Search the records for "Audio". Copy every line where it appears.

Records to process section start

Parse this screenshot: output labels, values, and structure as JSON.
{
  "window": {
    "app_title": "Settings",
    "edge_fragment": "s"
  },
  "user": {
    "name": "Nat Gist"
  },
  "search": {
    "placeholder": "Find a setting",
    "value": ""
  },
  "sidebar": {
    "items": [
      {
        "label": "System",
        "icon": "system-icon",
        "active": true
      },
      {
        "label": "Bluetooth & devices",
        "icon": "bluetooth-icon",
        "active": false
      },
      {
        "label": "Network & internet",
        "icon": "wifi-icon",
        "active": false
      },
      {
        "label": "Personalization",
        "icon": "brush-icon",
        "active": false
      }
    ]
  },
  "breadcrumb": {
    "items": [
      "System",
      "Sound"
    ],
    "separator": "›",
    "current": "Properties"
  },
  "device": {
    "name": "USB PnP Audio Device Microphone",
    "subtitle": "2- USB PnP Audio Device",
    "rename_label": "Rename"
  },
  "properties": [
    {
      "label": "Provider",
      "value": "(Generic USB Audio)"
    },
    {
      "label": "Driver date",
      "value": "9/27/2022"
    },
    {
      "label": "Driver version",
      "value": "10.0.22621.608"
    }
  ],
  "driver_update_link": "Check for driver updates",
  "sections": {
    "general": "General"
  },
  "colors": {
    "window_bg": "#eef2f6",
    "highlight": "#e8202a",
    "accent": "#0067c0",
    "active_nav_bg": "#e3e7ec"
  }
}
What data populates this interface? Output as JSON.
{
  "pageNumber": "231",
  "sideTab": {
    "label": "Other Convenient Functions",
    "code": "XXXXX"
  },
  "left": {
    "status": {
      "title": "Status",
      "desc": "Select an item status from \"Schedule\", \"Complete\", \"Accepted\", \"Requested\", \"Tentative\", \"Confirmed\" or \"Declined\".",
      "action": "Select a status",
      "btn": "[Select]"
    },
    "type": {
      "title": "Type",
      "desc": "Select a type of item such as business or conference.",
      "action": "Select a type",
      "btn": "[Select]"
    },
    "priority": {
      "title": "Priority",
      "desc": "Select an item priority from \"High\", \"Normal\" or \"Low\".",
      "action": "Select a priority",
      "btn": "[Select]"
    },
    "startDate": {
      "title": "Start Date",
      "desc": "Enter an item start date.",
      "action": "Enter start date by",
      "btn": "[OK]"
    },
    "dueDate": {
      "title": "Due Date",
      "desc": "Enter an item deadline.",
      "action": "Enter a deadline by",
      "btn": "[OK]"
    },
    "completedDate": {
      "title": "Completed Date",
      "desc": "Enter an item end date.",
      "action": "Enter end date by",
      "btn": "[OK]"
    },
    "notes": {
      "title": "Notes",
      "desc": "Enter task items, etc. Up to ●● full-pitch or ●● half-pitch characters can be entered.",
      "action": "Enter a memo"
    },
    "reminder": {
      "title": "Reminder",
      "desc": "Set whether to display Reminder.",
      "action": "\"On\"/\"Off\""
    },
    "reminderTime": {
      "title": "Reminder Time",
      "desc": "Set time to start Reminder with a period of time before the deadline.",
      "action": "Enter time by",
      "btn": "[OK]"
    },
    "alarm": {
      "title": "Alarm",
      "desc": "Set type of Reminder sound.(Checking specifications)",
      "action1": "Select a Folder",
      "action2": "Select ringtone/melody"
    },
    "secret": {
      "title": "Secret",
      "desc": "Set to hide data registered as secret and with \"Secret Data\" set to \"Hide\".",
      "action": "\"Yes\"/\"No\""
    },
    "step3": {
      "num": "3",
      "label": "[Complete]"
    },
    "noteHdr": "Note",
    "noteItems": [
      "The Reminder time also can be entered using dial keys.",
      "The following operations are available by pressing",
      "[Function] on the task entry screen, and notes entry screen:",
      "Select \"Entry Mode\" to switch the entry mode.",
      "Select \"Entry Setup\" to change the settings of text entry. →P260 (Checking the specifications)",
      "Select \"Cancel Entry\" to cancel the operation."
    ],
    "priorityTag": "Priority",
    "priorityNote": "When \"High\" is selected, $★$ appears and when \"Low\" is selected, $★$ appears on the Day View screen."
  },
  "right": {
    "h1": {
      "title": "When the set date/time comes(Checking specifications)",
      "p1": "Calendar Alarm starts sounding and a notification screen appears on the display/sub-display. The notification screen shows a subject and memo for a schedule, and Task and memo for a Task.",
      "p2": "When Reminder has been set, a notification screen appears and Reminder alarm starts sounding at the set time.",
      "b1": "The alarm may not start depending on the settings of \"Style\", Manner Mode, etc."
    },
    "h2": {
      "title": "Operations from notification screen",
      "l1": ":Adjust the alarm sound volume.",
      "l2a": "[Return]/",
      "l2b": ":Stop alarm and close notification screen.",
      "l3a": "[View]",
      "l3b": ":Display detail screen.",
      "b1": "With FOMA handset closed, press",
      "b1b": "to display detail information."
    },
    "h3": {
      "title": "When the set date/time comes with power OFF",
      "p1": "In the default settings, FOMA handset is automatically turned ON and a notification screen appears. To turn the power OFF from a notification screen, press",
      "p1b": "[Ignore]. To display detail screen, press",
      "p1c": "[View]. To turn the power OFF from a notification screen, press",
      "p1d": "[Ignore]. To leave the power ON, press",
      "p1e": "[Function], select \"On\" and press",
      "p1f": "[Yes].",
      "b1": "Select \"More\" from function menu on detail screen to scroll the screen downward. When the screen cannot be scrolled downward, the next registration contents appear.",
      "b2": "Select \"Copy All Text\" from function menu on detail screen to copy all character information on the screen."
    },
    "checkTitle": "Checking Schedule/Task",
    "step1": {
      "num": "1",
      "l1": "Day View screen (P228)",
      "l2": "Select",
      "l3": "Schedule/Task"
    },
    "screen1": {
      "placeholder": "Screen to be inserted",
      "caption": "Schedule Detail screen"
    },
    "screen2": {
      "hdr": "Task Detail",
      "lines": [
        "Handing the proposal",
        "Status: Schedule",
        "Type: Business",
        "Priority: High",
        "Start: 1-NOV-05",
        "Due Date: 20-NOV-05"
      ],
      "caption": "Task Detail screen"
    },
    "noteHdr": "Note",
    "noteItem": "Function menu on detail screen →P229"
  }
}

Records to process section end

**Exercise response:**
    "name": "USB PnP Audio Device Microphone",
    "subtitle": "2- USB PnP Audio Device",
      "value": "(Generic USB Audio)"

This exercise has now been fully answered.